→ TASK
Your answer must be an exact copy of all the entries.

→ DATA LISTING
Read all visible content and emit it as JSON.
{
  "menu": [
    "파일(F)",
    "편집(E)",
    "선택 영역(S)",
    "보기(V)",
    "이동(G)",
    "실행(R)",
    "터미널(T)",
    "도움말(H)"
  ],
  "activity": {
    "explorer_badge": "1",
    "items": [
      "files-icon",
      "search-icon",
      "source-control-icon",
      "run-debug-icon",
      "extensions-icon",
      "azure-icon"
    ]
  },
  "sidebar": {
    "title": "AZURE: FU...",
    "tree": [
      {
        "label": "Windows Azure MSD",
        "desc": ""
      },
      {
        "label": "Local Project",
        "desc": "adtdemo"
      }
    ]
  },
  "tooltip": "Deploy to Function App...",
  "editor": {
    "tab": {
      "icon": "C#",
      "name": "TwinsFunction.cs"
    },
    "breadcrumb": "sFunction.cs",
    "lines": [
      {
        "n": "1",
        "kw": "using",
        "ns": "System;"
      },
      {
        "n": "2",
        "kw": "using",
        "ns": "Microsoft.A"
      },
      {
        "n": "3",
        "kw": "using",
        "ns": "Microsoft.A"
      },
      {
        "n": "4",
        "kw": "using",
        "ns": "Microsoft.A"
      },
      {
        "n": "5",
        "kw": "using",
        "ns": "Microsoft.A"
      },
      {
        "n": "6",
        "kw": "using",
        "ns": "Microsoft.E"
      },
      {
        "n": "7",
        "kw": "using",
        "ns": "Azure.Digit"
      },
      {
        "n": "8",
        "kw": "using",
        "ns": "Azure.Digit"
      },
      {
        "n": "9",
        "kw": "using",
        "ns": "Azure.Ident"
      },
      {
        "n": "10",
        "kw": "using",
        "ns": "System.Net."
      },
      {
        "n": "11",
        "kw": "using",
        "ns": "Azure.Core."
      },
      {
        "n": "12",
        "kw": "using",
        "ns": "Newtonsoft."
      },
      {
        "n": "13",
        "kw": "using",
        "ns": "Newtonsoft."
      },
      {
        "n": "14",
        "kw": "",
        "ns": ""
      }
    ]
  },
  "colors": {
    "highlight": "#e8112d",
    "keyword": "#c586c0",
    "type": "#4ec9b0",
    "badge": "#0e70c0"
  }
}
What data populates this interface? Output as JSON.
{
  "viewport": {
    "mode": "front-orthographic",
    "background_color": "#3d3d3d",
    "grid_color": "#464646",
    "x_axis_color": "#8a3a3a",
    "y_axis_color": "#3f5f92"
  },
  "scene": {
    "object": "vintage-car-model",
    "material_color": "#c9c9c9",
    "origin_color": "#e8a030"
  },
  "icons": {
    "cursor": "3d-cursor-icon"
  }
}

→ SOLVED EXERCISE
Read all visible content and emit it as JSON.
{
  "menu": [
    "파일(F)",
    "편집(E)",
    "선택 영역(S)",
    "보기(V)",
    "이동(G)",
    "실행(R)",
    "터미널(T)",
    "도움말(H)"
  ],
  "activity": {
    "explorer_badge": "1",
    "items": [
      "files-icon",
      "search-icon",
      "source-control-icon",
      "run-debug-icon",
      "extensions-icon",
      "azure-icon"
    ]
  },
  "sidebar": {
    "title": "AZURE: FU...",
    "tree": [
      {
        "label": "Windows Azure MSD",
        "desc": ""
      },
      {
        "label": "Local Project",
        "desc": "adtdemo"
      }
    ]
  },
  "tooltip": "Deploy to Function App...",
  "editor": {
    "tab": {
      "icon": "C#",
      "name": "TwinsFunction.cs"
    },
    "breadcrumb": "sFunction.cs",
    "lines": [
      {
        "n": "1",
        "kw": "using",
        "ns": "System;"
      },
      {
        "n": "2",
        "kw": "using",
        "ns": "Microsoft.A"
      },
      {
        "n": "3",
        "kw": "using",
        "ns": "Microsoft.A"
      },
      {
        "n": "4",
        "kw": "using",
        "ns": "Microsoft.A"
      },
      {
        "n": "5",
        "kw": "using",
        "ns": "Microsoft.A"
      },
      {
        "n": "6",
        "kw": "using",
        "ns": "Microsoft.E"
      },
      {
        "n": "7",
        "kw": "using",
        "ns": "Azure.Digit"
      },
      {
        "n": "8",
        "kw": "using",
        "ns": "Azure.Digit"
      },
      {
        "n": "9",
        "kw": "using",
        "ns": "Azure.Ident"
      },
      {
        "n": "10",
        "kw": "using",
        "ns": "System.Net."
      },
      {
        "n": "11",
        "kw": "using",
        "ns": "Azure.Core."
      },
      {
        "n": "12",
        "kw": "using",
        "ns": "Newtonsoft."
      },
      {
        "n": "13",
        "kw": "using",
        "ns": "Newtonsoft."
      },
      {
        "n": "14",
        "kw": "",
        "ns": ""
      }
    ]
  },
  "colors": {
    "highlight": "#e8112d",
    "keyword": "#c586c0",
    "type": "#4ec9b0",
    "badge": "#0e70c0"
  }
}
What data populates this interface? Output as JSON.
{
  "viewport": {
    "mode": "front-orthographic",
    "background_color": "#3d3d3d",
    "grid_color": "#464646",
    "x_axis_color": "#8a3a3a",
    "y_axis_color": "#3f5f92"
  },
  "scene": {
    "object": "vintage-car-model",
    "material_color": "#c9c9c9",
    "origin_color": "#e8a030"
  },
  "icons": {
    "cursor": "3d-cursor-icon"
  }
}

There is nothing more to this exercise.